Another obstacle for sectors such as finance, which have staff quotas of 15 per cent, is finding enough Emiratis with the right qualifications for specialised jobs, he says. Some firms, unable to find the right candidates, simply hire individuals to fill the quota but do not give them tasks, training or a clear career trajectory, he says. "That has fed back into the perception of the private sector, that it's a dead end."

A recent study by the Emirates National Development Programme showed a lack of career progression, insensitivity to religious customs and dress code and the absence of a mentoring culture as the most frequently cited reasons by UAE nationals who resigned their posts. Aswaaq is trying to change that, said Mr al Janahi. "We have put pressure on ourselves to map out a plan or a career path that is ready for any staff to see where they will get to ... this is the way we have managed to persuade some of the UAE nationals."

Affan al Khoori, Aswaaq's director of merchandising and buying and part of the founding team, says the shop floor aims to be a learning ground where employees can explore their potential. "Having them available at the store at the base level will give them the experience of dealing with customers, handling cash, seeing how the process runs, learning the correct operations and procedures. "Seeing this builds character and builds motivation within them, and you never know, the person selling the fish today will have his own fish business in the future."

Mr al Janahi says Aswaaq's Emirati employees are paid more than their counterparts of other nationalities, and need to be. "We became a minority," he says. "We have to take care of ourselves." The Aswaaq model could be "revolutionary", says Mr Dyer. "I think that over time it could present a model in how private sector should reach out. But it's hard to really judge how successful they will be in the long term."

Service-oriented jobs are often not seen as viable roles for Emiratis, as they have been traditionally filled by foreign workers, says Mr al Khoori. "If I look at my generation, I don't know if there is anyone who would have accepted to work in a bakery, because it was not introduced to us. We have always been able to get people to do the job for us." However, Aswaaq is trying to bring back the feel of the traditional street market, in both design and the relationship between customer and seller that his parents' generation had, he says.
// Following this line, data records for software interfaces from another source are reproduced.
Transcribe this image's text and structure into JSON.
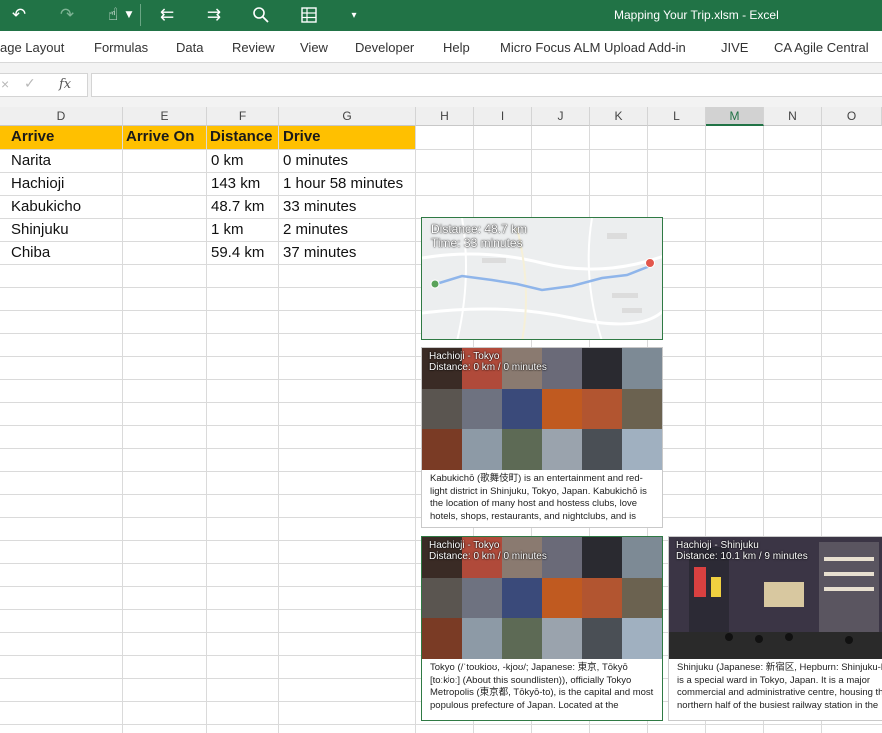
{
  "window": {
    "title": "Mapping Your Trip.xlsm  -  Excel",
    "icons": [
      "undo-icon",
      "redo-icon",
      "touch-mode-icon",
      "dropdown-icon",
      "back-icon",
      "forward-icon",
      "search-icon",
      "form-icon",
      "customize-icon"
    ]
  },
  "ribbon": {
    "tabs": [
      "age Layout",
      "Formulas",
      "Data",
      "Review",
      "View",
      "Developer",
      "Help",
      "Micro Focus ALM Upload Add-in",
      "JIVE",
      "CA Agile Central"
    ]
  },
  "formula_bar": {
    "cancel_glyph": "×",
    "enter_glyph": "✓",
    "fx_label": "fx",
    "value": ""
  },
  "columns": [
    "D",
    "E",
    "F",
    "G",
    "H",
    "I",
    "J",
    "K",
    "L",
    "M",
    "N",
    "O"
  ],
  "active_column": "M",
  "table": {
    "headers": {
      "arrive": "Arrive",
      "arrive_on": "Arrive On",
      "distance": "Distance",
      "drive": "Drive"
    },
    "rows": [
      {
        "arrive": "Narita",
        "arrive_on": "",
        "distance": "0 km",
        "drive": "0 minutes"
      },
      {
        "arrive": "Hachioji",
        "arrive_on": "",
        "distance": "143 km",
        "drive": "1 hour 58 minutes"
      },
      {
        "arrive": "Kabukicho",
        "arrive_on": "",
        "distance": "48.7 km",
        "drive": "33 minutes"
      },
      {
        "arrive": "Shinjuku",
        "arrive_on": "",
        "distance": "1 km",
        "drive": "2 minutes"
      },
      {
        "arrive": "Chiba",
        "arrive_on": "",
        "distance": "59.4 km",
        "drive": "37 minutes"
      }
    ]
  },
  "map_card": {
    "distance": "Distance: 48.7 km",
    "time": "Time: 33 minutes"
  },
  "card1": {
    "title": "Hachioji - Tokyo",
    "distance": "Distance: 0 km / 0 minutes",
    "description": "Kabukichō (歌舞伎町) is an entertainment and red-light district in Shinjuku, Tokyo, Japan. Kabukichō is the location of many host and hostess clubs, love hotels, shops, restaurants, and nightclubs, and is"
  },
  "card2": {
    "title": "Hachioji - Tokyo",
    "distance": "Distance: 0 km / 0 minutes",
    "description": "Tokyo (/ˈtoʊkioʊ, -kjoʊ/; Japanese: 東京, Tōkyō [toːkʲoː] (About this soundlisten)), officially Tokyo Metropolis (東京都, Tōkyō-to), is the capital and most populous prefecture of Japan. Located at the"
  },
  "card3": {
    "title": "Hachioji - Shinjuku",
    "distance": "Distance: 10.1 km / 9 minutes",
    "description": "Shinjuku (Japanese: 新宿区, Hepburn: Shinjuku-ku) is a special ward in Tokyo, Japan. It is a major commercial and administrative centre, housing the northern half of the busiest railway station in the"
  },
  "colors": {
    "excel_green": "#217346",
    "header_fill": "#ffc000",
    "selection_border": "#2f7a44"
  }
}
Another six Aswaaq stores are due to open in Dubai by the end of the year. The eventual aim is to take the brand to other GCC countries. Mr al Khoori hopes more Emiratis sign on with Aswaaq and the current employees can serve as mentors. aligaya@thenational.ae